“We know that it’s not always driven by the commission of crime,” she said. “Sometimes the explanation of why more members of one group get arrested than another is because they’re committing more of those crimes. Other times it’s where you’re putting law enforcement resources or the types of crimes you’re focusing on. And then it has to do with implicit bias among prosecutors, among juries, among even defense attorneys and judges that are making these decisions.”
How are States Changing?
Five states — California, Florida, Pennsylvania, Louisiana and Michigan — are responsible for nearly two-thirds of all life without parole sentences for juveniles, according to the Phillips Black report.
After the 2012 Supreme Court decision in Miller v. Alabama, some states started implementing the ruling retroactively, meaning that any inmate who had been sentenced to mandatory life without parole as a juvenile would have an opportunity to be re-sentenced or to have a parole hearing.
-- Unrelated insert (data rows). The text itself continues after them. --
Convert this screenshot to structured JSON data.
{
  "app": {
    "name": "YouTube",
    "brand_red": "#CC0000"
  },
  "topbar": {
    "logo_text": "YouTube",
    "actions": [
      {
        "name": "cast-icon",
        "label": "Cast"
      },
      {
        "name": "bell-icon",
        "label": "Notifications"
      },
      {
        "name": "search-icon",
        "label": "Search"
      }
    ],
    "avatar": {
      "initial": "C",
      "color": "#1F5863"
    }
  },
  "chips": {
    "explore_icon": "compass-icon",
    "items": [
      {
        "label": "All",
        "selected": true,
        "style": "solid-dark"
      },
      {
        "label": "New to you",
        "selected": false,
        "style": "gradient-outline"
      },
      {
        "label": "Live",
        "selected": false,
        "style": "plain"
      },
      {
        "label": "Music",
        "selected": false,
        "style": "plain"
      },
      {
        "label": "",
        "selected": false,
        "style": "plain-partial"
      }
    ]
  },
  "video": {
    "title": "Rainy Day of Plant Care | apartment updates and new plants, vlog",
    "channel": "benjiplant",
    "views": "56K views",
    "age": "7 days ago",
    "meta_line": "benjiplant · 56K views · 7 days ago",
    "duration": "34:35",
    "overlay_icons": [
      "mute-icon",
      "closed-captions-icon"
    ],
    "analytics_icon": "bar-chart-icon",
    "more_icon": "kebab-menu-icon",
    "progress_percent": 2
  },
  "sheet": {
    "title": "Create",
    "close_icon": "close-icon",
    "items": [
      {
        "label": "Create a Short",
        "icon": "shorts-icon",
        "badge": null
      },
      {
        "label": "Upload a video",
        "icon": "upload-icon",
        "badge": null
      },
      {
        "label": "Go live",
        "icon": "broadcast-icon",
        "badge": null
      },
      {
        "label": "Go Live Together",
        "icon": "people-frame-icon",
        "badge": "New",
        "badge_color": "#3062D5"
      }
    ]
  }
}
In Massachusetts, for example, more than 60 inmates were affected by the ruling, including Rolon, who was granted parole in 2014 over the objections of his victim’s family.
Other states only applied the rule going forward, until the Supreme Court weighed in again in 2016, clarifying that its 2012 decision applied retroactively.
The Supreme Court clarified another aspect of the ruling in 2016, re-iterating that life without parole sentences should be banned for “all but the rarest of juvenile offenders, those whose crimes reflect permanent incorrigibility.”
Nineteen states and the District of Columbia now ban sentencing juveniles to life without parole, while a handful of other states don’t use the sentence as a matter of practice. California, Florida and Pennsylvania have since narrowed the criteria for who can receive that sentence, while legislation has been introduced in Louisiana that would eliminate life without parole for juveniles. Michigan changed its laws in 2014 so juveniles wouldn’t automatically be eligible for life without parole.
In addition to tackling sentencing policies, some states have worked on raising the age at which juveniles can be tried as adults, reducing the chance that juveniles from 14 to 16 years old would be charged in adult courts and given mandatory sentences. However, some states still mandate long sentences — from 25 to 40 years — for juveniles, which some advocates say still doesn’t comply with the Supreme Court’s view of juvenile sentencing.
“There are dangerous youth, but they’re few and far between,” Barrett said, “We have to look at who’s getting caught up in these wide nets that we throw out in our criminal justice system.”